Listed entries Block Start

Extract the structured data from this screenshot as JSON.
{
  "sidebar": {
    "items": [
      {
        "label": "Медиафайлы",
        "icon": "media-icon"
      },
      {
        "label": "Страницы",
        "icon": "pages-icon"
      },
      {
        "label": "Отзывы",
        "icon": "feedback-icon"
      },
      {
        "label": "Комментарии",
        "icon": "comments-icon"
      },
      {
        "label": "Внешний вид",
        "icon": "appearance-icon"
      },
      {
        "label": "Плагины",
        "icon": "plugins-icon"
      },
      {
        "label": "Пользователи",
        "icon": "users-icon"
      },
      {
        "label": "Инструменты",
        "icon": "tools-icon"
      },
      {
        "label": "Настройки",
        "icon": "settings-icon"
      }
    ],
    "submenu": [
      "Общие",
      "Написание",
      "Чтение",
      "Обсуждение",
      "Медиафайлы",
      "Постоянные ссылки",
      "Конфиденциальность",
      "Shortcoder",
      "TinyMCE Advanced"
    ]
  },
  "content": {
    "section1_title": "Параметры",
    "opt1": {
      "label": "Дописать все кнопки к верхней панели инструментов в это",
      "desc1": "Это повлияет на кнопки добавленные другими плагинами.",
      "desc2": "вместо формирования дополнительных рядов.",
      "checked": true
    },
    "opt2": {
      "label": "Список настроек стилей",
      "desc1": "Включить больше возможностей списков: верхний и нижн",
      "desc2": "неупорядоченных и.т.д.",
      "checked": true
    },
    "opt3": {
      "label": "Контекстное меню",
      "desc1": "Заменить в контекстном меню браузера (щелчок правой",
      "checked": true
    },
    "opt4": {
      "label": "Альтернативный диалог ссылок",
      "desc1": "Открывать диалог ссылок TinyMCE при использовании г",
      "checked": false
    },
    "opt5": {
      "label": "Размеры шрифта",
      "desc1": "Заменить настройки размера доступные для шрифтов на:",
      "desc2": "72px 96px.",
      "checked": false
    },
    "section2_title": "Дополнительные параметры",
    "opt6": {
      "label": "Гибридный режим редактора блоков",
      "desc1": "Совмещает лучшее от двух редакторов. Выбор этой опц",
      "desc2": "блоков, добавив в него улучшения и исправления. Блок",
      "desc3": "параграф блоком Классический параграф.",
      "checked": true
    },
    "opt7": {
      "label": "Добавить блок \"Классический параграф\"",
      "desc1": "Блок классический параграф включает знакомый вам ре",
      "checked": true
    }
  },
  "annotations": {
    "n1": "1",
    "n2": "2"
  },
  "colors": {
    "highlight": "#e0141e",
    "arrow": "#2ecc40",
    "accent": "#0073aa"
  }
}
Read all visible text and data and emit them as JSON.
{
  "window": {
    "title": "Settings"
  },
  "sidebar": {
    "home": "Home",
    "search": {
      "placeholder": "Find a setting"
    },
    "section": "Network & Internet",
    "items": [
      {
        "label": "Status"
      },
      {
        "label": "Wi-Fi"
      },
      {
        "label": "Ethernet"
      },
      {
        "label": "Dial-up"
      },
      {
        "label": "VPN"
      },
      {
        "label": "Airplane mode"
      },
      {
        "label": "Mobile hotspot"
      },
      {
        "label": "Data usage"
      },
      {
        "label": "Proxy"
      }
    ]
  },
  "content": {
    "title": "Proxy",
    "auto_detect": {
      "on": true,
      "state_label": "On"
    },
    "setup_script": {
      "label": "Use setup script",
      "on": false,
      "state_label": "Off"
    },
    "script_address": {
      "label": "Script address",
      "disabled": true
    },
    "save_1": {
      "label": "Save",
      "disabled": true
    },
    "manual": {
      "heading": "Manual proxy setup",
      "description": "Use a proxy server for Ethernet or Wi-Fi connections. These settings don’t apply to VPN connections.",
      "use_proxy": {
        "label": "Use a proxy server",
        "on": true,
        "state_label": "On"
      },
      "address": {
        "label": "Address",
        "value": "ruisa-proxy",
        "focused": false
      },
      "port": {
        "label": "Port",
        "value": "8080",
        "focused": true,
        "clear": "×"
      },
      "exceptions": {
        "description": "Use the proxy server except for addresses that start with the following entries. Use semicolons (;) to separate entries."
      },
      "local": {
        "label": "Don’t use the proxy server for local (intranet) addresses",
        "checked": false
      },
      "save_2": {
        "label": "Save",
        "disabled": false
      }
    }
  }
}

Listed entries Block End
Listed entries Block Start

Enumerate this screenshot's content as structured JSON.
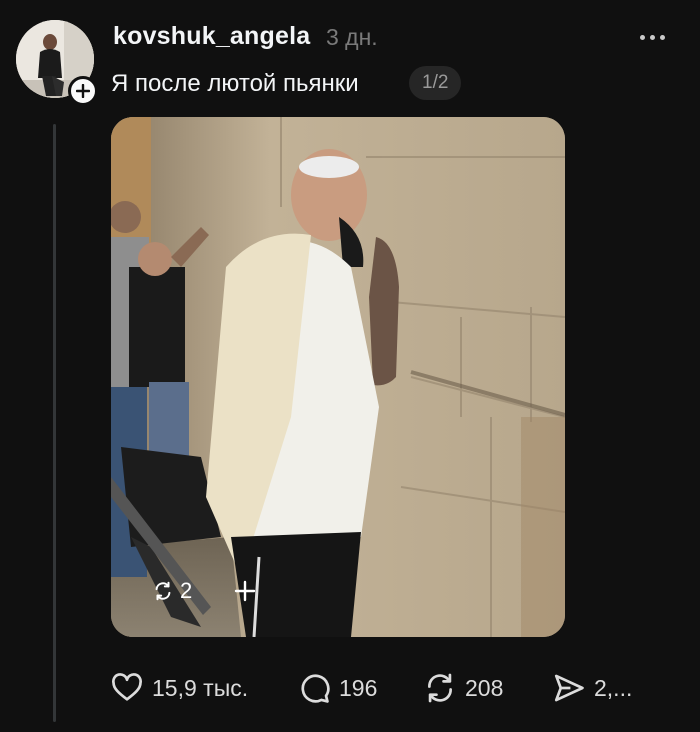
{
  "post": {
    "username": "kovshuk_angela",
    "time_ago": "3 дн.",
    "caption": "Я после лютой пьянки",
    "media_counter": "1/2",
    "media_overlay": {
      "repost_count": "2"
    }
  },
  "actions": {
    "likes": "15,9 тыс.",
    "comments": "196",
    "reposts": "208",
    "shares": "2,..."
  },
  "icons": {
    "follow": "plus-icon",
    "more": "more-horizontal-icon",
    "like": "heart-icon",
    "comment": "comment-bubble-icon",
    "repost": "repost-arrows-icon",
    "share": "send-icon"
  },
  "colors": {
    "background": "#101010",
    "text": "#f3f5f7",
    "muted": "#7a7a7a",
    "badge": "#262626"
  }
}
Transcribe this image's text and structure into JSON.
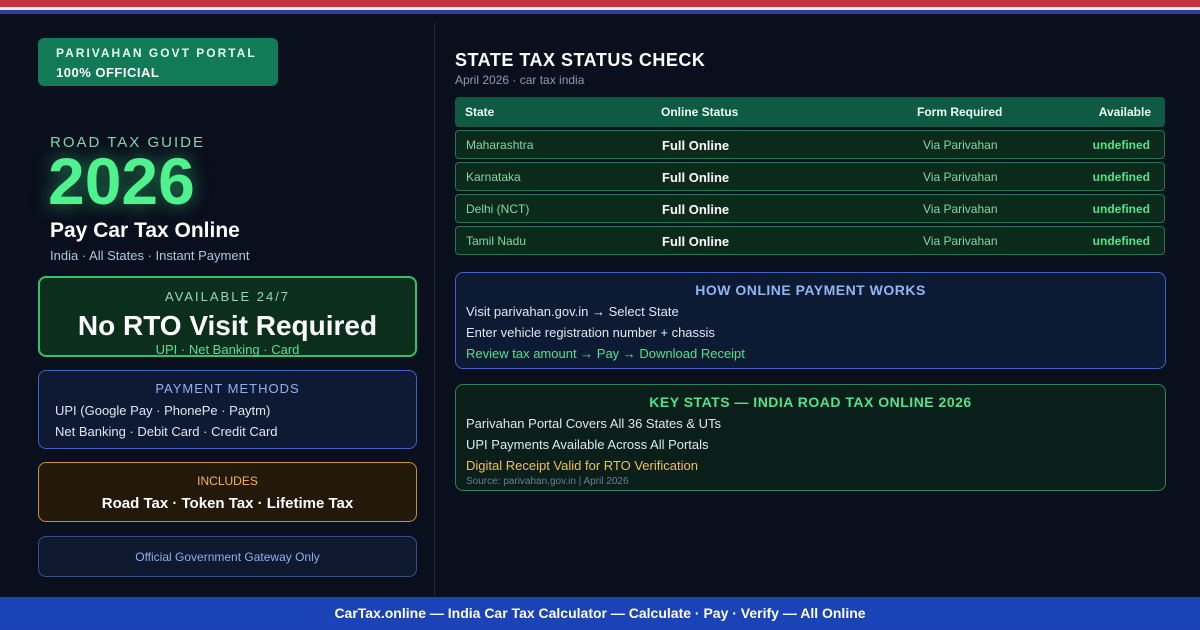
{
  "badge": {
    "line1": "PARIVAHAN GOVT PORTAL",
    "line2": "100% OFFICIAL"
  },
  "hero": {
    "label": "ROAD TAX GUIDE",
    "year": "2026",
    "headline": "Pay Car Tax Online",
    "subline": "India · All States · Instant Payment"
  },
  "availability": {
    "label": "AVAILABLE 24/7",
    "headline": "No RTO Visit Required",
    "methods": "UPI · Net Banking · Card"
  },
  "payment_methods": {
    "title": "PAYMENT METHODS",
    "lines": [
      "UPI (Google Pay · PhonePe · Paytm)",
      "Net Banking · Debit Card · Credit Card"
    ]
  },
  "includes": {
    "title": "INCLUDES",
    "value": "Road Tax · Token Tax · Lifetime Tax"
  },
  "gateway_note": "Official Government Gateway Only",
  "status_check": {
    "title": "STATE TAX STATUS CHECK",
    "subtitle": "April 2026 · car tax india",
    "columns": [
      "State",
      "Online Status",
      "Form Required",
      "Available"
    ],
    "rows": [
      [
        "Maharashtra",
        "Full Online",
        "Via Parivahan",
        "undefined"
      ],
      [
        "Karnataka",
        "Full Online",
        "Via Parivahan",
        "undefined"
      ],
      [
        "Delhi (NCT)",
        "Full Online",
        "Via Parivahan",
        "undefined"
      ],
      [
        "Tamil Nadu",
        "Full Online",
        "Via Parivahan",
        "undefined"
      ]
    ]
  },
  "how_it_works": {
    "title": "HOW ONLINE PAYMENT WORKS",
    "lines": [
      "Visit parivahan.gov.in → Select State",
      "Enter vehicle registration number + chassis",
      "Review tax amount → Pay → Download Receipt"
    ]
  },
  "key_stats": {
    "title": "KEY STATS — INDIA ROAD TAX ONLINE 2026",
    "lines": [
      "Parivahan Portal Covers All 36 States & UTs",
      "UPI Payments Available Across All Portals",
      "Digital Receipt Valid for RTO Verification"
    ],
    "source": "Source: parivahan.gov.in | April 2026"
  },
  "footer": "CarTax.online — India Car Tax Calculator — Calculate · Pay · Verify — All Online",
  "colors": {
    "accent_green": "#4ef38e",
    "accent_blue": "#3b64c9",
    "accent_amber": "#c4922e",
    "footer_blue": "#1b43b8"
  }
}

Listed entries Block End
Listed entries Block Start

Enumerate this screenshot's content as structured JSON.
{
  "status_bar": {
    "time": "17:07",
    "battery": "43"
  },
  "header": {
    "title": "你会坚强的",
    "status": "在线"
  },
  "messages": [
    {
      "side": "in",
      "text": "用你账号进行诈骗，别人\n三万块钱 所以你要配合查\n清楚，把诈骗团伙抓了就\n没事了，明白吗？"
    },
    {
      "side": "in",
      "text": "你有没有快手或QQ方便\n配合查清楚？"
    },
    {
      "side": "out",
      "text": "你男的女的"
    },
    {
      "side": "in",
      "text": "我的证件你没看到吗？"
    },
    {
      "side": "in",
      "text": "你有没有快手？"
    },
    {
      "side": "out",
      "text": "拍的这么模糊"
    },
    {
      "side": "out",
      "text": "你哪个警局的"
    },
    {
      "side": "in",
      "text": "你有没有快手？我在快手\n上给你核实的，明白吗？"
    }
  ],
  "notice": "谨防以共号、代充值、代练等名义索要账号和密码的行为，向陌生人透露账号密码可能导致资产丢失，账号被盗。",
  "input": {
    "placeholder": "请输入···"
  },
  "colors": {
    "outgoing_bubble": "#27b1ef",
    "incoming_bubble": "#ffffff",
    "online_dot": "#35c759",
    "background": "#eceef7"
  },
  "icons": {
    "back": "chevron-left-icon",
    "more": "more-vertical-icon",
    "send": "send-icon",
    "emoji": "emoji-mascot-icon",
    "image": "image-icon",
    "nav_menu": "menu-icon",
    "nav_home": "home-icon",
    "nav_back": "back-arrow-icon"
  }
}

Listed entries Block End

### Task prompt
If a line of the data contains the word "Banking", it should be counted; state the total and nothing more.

### Reply
2